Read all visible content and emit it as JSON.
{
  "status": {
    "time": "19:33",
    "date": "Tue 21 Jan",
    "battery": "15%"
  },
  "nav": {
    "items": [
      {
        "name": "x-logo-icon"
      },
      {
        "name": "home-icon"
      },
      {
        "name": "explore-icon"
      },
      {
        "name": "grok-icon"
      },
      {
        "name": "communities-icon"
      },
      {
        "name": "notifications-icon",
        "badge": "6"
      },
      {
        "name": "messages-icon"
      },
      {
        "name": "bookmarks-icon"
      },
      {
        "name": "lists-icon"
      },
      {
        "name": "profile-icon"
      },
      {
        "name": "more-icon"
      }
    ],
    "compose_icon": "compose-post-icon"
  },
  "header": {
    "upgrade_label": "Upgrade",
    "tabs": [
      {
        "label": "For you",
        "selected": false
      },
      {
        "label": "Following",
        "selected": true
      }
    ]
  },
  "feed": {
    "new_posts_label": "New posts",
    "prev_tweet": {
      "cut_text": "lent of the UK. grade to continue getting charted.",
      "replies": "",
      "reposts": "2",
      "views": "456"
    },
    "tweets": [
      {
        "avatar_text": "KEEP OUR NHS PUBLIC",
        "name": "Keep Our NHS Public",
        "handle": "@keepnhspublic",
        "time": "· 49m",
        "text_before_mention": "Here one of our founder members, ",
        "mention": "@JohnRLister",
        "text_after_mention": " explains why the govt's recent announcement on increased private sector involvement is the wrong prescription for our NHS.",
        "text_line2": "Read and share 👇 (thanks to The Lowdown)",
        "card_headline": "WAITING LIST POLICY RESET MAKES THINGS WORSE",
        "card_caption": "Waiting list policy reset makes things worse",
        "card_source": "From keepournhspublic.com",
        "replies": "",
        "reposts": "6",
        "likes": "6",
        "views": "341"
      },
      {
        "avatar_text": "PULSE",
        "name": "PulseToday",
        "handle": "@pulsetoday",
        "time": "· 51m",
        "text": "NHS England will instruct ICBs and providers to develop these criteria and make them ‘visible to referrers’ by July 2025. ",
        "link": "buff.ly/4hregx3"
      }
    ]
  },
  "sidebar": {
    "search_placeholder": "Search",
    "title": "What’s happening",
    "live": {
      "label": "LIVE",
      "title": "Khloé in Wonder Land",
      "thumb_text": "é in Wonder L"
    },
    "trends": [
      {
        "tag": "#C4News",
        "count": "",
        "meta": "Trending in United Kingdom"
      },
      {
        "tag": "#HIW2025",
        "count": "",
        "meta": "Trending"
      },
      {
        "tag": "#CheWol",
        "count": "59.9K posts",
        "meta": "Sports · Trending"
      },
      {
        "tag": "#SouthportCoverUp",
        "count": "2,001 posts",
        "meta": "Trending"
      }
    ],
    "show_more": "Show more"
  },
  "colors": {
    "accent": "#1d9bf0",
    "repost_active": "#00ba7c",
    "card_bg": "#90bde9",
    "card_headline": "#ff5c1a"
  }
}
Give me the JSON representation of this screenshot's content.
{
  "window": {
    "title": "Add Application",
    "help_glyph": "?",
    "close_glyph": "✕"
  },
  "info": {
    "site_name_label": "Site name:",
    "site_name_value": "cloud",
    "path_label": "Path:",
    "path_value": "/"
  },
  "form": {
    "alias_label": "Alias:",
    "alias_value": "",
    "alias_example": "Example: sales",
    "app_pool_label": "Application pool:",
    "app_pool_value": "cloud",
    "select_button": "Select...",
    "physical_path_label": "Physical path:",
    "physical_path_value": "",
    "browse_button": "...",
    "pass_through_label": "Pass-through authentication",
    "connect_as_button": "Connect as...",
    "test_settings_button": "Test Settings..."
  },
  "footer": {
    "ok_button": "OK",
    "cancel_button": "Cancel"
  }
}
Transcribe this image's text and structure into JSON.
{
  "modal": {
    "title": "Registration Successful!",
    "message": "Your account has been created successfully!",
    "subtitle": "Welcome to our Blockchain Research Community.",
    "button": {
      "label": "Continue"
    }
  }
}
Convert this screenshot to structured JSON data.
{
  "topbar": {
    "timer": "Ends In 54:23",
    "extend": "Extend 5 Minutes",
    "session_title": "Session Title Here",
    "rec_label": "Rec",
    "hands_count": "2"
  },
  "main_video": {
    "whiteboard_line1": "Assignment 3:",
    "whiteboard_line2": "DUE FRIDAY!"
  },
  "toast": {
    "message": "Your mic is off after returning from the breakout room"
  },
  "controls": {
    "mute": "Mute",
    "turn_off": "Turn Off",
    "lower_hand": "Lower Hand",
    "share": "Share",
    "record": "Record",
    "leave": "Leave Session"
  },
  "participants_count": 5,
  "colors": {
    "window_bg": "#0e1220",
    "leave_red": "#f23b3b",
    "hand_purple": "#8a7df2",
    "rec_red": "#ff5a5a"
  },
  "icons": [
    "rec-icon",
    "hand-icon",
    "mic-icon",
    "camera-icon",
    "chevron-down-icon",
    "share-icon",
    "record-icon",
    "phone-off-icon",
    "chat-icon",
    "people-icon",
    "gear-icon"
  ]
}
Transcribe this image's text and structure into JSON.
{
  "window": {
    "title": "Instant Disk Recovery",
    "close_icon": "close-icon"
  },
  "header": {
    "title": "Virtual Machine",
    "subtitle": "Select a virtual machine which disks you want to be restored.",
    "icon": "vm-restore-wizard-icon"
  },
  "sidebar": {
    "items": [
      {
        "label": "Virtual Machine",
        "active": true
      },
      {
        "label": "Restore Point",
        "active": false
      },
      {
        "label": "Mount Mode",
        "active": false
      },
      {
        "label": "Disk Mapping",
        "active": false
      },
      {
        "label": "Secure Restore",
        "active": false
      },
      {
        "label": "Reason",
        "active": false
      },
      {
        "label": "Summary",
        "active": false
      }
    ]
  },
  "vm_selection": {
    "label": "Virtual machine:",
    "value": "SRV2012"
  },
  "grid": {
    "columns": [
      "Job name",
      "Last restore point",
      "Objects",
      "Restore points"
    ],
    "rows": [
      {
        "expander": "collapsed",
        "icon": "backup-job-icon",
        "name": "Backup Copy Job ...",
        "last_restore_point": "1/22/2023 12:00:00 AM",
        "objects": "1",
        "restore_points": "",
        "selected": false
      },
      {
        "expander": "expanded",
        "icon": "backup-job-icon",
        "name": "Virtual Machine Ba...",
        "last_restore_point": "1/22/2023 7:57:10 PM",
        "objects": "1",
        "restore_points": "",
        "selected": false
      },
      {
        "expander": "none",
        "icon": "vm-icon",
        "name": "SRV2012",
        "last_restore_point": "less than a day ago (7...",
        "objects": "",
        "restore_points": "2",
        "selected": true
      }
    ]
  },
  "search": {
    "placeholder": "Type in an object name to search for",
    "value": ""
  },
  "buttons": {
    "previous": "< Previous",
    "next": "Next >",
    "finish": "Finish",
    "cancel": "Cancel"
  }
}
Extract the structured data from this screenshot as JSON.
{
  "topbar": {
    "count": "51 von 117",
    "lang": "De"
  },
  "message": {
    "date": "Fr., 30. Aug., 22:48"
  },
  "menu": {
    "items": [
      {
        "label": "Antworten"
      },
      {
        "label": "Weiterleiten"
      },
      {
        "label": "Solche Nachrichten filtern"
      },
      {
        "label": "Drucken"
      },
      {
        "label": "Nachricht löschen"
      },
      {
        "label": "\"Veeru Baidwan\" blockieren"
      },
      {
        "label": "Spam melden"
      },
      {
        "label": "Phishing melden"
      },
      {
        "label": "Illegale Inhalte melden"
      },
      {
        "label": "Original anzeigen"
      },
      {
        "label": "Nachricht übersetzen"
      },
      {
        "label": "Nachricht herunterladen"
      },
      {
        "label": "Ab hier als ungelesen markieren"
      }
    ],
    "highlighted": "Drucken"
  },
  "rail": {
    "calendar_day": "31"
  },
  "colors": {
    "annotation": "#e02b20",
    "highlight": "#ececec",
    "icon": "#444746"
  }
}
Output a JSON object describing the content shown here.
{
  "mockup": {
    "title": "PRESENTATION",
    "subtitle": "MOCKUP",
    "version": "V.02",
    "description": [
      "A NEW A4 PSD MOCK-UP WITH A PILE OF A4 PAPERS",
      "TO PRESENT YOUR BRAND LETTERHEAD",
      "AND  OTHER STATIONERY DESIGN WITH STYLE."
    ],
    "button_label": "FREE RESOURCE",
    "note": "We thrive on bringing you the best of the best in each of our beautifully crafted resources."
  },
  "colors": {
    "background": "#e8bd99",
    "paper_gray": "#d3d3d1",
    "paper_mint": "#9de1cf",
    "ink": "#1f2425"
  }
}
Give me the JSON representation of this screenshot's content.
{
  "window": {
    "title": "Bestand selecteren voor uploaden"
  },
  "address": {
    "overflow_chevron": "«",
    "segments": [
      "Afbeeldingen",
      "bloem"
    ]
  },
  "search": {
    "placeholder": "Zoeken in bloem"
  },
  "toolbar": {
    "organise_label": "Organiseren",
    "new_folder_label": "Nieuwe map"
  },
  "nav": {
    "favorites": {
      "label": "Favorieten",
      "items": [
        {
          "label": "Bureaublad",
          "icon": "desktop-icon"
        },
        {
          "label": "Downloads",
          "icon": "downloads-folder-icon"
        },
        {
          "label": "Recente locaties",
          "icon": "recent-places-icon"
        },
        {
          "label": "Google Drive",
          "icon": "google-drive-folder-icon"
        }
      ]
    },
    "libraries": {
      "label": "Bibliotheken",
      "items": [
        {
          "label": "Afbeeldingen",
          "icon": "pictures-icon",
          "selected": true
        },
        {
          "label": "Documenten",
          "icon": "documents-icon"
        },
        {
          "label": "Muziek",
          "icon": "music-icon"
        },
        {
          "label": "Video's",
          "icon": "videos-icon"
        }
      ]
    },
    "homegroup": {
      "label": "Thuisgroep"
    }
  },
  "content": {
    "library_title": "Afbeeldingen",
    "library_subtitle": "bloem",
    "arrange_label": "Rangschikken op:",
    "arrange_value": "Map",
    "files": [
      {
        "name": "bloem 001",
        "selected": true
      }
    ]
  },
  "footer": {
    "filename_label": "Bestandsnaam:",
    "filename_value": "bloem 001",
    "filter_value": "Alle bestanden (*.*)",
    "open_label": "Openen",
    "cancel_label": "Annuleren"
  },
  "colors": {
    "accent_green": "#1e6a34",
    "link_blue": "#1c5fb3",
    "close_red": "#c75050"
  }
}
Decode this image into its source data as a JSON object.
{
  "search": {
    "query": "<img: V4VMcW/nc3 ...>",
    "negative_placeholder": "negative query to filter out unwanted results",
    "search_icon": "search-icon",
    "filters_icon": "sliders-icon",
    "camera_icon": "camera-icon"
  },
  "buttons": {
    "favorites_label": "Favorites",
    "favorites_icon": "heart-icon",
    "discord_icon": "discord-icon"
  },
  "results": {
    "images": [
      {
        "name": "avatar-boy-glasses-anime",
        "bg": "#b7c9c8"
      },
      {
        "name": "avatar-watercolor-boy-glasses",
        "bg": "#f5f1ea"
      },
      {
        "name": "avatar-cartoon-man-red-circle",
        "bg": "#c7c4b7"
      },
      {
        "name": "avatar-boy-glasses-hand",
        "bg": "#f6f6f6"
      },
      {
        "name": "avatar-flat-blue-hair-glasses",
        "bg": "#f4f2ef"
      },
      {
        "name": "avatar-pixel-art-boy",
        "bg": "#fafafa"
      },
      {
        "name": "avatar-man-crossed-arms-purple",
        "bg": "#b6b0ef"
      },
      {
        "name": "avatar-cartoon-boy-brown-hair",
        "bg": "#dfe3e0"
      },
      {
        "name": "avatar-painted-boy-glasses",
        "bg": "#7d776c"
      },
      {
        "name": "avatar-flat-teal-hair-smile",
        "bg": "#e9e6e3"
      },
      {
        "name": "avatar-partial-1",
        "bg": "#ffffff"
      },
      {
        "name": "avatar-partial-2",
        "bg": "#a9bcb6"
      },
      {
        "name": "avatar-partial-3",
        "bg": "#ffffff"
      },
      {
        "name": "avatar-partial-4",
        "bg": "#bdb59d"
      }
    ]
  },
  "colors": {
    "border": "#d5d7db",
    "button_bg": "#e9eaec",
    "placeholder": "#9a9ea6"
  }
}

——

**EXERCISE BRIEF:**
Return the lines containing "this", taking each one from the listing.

**TASK ANSWER:**
Give me the JSON representation of this screenshot's content.
Transcribe this image's text and structure into JSON.
Convert this screenshot to structured JSON data.
Transcribe this image's text and structure into JSON.
Extract the structured data from this screenshot as JSON.
Give me the JSON representation of this screenshot's content.
Decode this image into its source data as a JSON object.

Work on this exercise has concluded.